The Indianapolis Star (IndyStar) published a story claiming climate change is causing dangerous weather changes in Indiana. Climate change is a fact, but data shows, contrary to what is implied by the expert interviewed by the IndyStar, that neither flooding, nor hot temperatures have become more extreme or common in Indiana than they have been historically in the state.
IndyStar reporter Karl Schneider interviewed Gabe Filippelli, executive director of Indiana University’s Environmental Resilience Institute, for his story, “Climate change not ‘theoretical, or even debatable,’ an IU expert says. What’s the solution?”
“Climate change already is affecting the everyday lives of Hoosiers and experts at Indiana University are exploring potential solutions,” writes Schneider.
“We do have some significant short-term challenges and one of them is flooding,” Filippelli told Schneider. “We’re already seeing a lot more extreme rainfall events and … we’re going to see even more into the future.
“The other issue is extreme heat. We see an increase in extreme heat events globally, but also right here in Indiana …,” Filippelli continued to opine.
I say opine because the data on flooding and extreme heat in Indiana refute his claims.
Concerning extreme rainfall and flooding, data from the National Centers for Environmental Information (NCEI) at the National Oceanic and Atmospheric Administration show that Indiana’s single day record for precipitation was set in August 1905, more than 118 years of global warming ago. Also, although records do indicate the mid-western United States is receiving modestly more precipitation now on average during the present period of modest warming than it did in the early and mid-20th century, this has not led to a worsening of flooding. In fact, in its most recent report the U.N. Intergovernmental Panel on Climate Change says it has detected no changes in flooding and that it can attribute no particular floods or patterns in floods to human caused climate change.
Concerning extreme heat, once again data from the NCEI refute Filippelli’s uncorroborated assertion that extreme heat is increasing. Indiana’s single day maximum temperature record, of 116℉ was set in 1936, 87 years of climate change ago. Indeed, more record hot temperatures in the United States were set during the dust bowl decade of the 1930s than in any other decade before or since, and far more record high temperatures for the country were set prior to 1950, before the recent period of modest warming, than have been set or tied in the past 70 years of climate change. Only six high temperature records have been set or tied since 2000 during what most alarmists call the hottest two decades on record. By contrast, 25 state maximum temperature records set in the 1930s still stand as records today.
Neither flooding nor extreme heat have worsened during the recent period of modest warming. Had Schneider checked the data, rather than relying on “expert opinion,” he could easily have established this fact and produced an accurate story, rather than one more in a long line of climate crisis scare stories.

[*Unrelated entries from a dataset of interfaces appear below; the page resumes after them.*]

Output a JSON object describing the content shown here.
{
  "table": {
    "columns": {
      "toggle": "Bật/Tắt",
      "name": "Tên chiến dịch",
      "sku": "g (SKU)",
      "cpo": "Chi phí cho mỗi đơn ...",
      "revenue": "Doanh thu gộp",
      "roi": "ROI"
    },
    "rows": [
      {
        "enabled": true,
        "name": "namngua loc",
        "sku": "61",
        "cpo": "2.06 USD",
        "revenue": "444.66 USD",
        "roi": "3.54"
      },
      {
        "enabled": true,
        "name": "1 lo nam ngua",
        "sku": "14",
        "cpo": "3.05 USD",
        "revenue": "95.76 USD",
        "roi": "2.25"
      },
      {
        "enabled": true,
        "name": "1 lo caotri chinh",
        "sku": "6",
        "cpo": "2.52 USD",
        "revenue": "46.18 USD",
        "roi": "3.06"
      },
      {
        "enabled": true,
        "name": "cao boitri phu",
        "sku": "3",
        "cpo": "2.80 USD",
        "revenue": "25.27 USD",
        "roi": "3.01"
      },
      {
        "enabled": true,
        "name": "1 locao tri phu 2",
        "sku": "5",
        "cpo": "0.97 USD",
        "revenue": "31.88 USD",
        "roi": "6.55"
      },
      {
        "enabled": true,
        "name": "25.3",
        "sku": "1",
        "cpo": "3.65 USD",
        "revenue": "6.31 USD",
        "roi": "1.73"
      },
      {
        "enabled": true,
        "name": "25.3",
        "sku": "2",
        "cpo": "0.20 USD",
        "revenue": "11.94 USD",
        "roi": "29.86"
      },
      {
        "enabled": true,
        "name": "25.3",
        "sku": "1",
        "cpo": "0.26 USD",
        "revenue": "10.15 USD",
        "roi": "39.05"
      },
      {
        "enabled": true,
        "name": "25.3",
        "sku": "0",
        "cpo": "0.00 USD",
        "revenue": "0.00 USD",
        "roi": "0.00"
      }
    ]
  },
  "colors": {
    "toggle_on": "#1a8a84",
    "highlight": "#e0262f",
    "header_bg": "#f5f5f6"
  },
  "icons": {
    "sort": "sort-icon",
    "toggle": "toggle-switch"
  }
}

H. Sterling Burnett, Ph.D., is the Director of the Arthur B. Robinson Center on Climate and Environmental Policy and the managing editor of Environment & Climate News. In addition to directing The Heartland Institute’s Arthur B. Robinson Center on Climate and Environmental Policy, Burnett puts Environment & Climate News together, is the editor of Heartland’s Climate Change Weekly email, and the host of the Environment & Climate News Podcast.